A pilcrow is made by making a backward P with two upright parallel lines close together, an elevated C intersecting with two vertical lines. The earliest form of the symbol is understood to be a letter C, short for the Latin word capitulum, meaning “chapter." Initially, the double slash was used to indicate scribe notes.
This shape is the reason this symbol is also called a blind P. It is often referred to by its Latin name alinea, which translates as “off the line." Other common names for the pilcrow such as paraph or paragraph mark are derived from the pilcrow’s function, rather than its appearance.
While the pilcrow was once used to identify new thoughts in finished texts, in modern writing it is most often used in the editing process. Editors and proofreaders use this symbol to identify where paragraph breaks should occur. Pilcrows are especially common when printed copies are edited and notations are made by hand.
In print, indentation is most commonly used to identify paragraph breaks. Online text tends to be less dense, and a blank line is often inserted between paragraphs as an easy to read alternative. Use of pilcrows to identify paragraph breaks in a finished text is very uncommon.
Aside from its use to identify and separate paragraphs, pilcrows have other specialized uses as well. In legal writing, for example, it is used to mark references. Academics sometimes use the symbol to identify specific paragraphs in a text, especially when page numbers are not practical, such as in an online text. Bloggers may also use the mark to make permalinks to earlier writings.

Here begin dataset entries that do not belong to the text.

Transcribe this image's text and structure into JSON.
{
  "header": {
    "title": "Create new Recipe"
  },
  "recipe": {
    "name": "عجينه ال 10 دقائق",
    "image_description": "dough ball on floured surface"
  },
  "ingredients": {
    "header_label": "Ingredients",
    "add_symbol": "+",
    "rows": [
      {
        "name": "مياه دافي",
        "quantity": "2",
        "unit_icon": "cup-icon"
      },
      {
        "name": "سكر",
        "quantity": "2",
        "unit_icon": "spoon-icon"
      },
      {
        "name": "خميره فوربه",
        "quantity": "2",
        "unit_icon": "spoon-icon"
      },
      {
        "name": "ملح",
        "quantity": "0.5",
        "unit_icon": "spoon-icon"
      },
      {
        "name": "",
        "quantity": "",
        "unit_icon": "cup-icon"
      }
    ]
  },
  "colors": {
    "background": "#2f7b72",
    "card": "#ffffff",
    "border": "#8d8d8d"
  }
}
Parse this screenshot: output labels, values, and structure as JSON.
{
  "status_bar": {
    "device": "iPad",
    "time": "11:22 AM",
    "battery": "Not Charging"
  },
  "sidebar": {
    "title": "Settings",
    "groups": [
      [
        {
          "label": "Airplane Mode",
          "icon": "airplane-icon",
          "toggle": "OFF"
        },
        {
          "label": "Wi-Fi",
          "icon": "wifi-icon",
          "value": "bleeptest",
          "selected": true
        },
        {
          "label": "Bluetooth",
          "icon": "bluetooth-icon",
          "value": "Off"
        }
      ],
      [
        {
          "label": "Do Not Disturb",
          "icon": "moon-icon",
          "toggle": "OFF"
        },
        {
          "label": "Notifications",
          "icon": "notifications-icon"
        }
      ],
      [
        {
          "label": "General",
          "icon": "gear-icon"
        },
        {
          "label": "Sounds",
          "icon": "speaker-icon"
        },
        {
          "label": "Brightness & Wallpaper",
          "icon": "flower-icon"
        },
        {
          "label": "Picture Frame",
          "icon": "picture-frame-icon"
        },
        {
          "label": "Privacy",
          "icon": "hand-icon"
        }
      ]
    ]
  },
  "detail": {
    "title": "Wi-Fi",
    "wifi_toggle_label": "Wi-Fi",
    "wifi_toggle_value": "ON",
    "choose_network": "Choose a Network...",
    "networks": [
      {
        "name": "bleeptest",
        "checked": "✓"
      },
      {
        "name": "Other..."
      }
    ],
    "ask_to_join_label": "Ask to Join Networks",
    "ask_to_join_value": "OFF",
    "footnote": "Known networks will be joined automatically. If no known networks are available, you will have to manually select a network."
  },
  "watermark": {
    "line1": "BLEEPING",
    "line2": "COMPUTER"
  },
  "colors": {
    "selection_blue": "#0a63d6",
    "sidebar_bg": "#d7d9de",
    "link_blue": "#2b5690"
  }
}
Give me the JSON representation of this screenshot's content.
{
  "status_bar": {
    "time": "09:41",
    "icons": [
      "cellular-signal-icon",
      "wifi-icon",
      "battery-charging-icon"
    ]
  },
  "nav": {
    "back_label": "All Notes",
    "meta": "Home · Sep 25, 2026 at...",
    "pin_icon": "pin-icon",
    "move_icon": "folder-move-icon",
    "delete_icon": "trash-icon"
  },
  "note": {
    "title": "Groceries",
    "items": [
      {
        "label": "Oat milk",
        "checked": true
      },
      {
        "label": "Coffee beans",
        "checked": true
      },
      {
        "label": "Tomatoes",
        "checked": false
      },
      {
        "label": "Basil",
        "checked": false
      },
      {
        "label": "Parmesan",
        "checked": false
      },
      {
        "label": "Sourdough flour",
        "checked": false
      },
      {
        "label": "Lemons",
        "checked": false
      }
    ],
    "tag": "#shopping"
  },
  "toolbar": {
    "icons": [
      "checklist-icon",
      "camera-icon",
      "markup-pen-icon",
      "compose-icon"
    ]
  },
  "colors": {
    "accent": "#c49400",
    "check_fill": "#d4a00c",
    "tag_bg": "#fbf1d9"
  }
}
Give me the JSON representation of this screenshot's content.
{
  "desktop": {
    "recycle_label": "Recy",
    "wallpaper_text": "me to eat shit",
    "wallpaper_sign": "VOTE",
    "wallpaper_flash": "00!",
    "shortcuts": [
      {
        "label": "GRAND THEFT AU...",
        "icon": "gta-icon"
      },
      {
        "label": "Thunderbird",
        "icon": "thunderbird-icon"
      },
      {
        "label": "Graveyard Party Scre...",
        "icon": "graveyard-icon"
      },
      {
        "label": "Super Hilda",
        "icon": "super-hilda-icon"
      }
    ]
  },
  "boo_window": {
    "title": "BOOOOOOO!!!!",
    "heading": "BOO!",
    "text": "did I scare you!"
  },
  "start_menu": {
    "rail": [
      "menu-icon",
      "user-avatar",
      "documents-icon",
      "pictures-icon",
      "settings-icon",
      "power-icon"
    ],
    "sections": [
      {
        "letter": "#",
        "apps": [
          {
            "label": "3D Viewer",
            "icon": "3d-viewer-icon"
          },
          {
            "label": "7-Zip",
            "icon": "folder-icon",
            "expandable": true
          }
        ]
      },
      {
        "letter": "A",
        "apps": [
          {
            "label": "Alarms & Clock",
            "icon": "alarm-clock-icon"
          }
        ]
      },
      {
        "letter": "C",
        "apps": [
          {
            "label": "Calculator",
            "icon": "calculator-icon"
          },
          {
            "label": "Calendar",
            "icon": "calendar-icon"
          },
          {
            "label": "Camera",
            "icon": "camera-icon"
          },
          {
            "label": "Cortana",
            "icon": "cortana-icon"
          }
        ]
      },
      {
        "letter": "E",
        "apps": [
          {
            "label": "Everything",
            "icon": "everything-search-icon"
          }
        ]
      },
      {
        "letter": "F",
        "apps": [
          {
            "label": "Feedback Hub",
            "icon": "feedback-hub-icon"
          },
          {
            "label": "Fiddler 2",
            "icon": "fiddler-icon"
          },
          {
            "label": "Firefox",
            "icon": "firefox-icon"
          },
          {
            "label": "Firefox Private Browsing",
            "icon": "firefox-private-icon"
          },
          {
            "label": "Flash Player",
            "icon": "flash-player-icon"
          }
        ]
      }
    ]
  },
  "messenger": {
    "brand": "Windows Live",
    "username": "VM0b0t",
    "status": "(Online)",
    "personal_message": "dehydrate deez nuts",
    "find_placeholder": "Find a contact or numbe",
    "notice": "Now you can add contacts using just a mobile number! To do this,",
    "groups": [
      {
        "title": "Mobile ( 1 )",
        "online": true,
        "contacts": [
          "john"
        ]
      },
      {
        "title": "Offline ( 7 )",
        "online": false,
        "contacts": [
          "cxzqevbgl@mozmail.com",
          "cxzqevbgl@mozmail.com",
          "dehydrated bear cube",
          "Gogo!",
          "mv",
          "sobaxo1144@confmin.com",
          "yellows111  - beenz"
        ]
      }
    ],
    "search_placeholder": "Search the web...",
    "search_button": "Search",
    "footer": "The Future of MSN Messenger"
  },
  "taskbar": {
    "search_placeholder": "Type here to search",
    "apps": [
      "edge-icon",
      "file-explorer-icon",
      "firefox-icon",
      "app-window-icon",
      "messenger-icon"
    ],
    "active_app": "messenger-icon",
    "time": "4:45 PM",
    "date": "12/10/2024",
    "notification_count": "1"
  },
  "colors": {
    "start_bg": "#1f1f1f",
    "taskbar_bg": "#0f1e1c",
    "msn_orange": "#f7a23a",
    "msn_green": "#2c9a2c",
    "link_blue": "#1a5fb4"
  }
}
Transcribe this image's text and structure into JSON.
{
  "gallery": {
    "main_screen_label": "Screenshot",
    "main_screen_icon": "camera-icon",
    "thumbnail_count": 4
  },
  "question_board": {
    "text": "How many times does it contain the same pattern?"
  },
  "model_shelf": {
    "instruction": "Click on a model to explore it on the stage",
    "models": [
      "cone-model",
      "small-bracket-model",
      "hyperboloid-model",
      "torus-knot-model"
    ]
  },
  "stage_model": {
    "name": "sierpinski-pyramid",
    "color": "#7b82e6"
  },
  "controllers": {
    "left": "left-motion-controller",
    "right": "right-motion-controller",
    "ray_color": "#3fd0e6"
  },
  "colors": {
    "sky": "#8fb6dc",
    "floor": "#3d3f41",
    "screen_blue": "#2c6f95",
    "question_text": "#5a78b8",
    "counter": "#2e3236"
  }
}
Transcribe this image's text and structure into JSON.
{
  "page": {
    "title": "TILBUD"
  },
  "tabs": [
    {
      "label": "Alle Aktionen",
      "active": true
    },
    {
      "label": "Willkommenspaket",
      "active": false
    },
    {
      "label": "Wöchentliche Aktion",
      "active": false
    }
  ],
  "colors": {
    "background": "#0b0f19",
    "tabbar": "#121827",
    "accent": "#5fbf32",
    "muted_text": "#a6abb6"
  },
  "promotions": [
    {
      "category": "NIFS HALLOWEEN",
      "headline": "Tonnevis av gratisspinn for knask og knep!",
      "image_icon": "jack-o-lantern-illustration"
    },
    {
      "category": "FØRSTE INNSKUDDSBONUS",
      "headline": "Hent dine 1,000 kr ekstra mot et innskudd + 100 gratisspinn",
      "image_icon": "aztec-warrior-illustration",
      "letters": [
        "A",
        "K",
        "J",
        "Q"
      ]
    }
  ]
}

Some religions make use of this symbol. Anglican and Episcopal churches in particular use pilcrows to identify directions for the congregation. As worshipers follow along in the order of service, pilcrows are sometimes used to mark instructions to sit, stand, and kneel.